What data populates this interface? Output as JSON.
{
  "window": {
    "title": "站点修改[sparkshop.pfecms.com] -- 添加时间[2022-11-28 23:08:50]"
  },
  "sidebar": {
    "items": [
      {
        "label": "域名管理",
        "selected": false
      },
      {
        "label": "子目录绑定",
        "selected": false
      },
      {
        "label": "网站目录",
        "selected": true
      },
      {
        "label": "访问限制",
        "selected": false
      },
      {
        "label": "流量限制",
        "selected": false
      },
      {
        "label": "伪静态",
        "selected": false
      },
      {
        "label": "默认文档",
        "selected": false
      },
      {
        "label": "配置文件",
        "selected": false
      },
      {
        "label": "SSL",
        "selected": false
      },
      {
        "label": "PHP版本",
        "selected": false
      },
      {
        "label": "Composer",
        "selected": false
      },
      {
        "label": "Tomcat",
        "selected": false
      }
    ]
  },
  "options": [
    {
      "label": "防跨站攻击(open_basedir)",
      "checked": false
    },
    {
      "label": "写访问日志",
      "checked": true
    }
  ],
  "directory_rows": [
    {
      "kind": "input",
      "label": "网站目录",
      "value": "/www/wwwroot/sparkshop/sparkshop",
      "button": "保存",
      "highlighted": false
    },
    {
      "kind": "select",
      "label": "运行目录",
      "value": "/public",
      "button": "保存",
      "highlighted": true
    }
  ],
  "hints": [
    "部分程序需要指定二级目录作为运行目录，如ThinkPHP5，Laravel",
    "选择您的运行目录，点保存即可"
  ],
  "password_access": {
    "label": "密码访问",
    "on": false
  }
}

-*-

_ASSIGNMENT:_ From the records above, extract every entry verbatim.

_SOLUTION FOR THIS PROBLEM:_
What data populates this interface? Output as JSON.
{
  "window": {
    "title": "站点修改[sparkshop.pfecms.com] -- 添加时间[2022-11-28 23:08:50]"
  },
  "sidebar": {
    "items": [
      {
        "label": "域名管理",
        "selected": false
      },
      {
        "label": "子目录绑定",
        "selected": false
      },
      {
        "label": "网站目录",
        "selected": true
      },
      {
        "label": "访问限制",
        "selected": false
      },
      {
        "label": "流量限制",
        "selected": false
      },
      {
        "label": "伪静态",
        "selected": false
      },
      {
        "label": "默认文档",
        "selected": false
      },
      {
        "label": "配置文件",
        "selected": false
      },
      {
        "label": "SSL",
        "selected": false
      },
      {
        "label": "PHP版本",
        "selected": false
      },
      {
        "label": "Composer",
        "selected": false
      },
      {
        "label": "Tomcat",
        "selected": false
      }
    ]
  },
  "options": [
    {
      "label": "防跨站攻击(open_basedir)",
      "checked": false
    },
    {
      "label": "写访问日志",
      "checked": true
    }
  ],
  "directory_rows": [
    {
      "kind": "input",
      "label": "网站目录",
      "value": "/www/wwwroot/sparkshop/sparkshop",
      "button": "保存",
      "highlighted": false
    },
    {
      "kind": "select",
      "label": "运行目录",
      "value": "/public",
      "button": "保存",
      "highlighted": true
    }
  ],
  "hints": [
    "部分程序需要指定二级目录作为运行目录，如ThinkPHP5，Laravel",
    "选择您的运行目录，点保存即可"
  ],
  "password_access": {
    "label": "密码访问",
    "on": false
  }
}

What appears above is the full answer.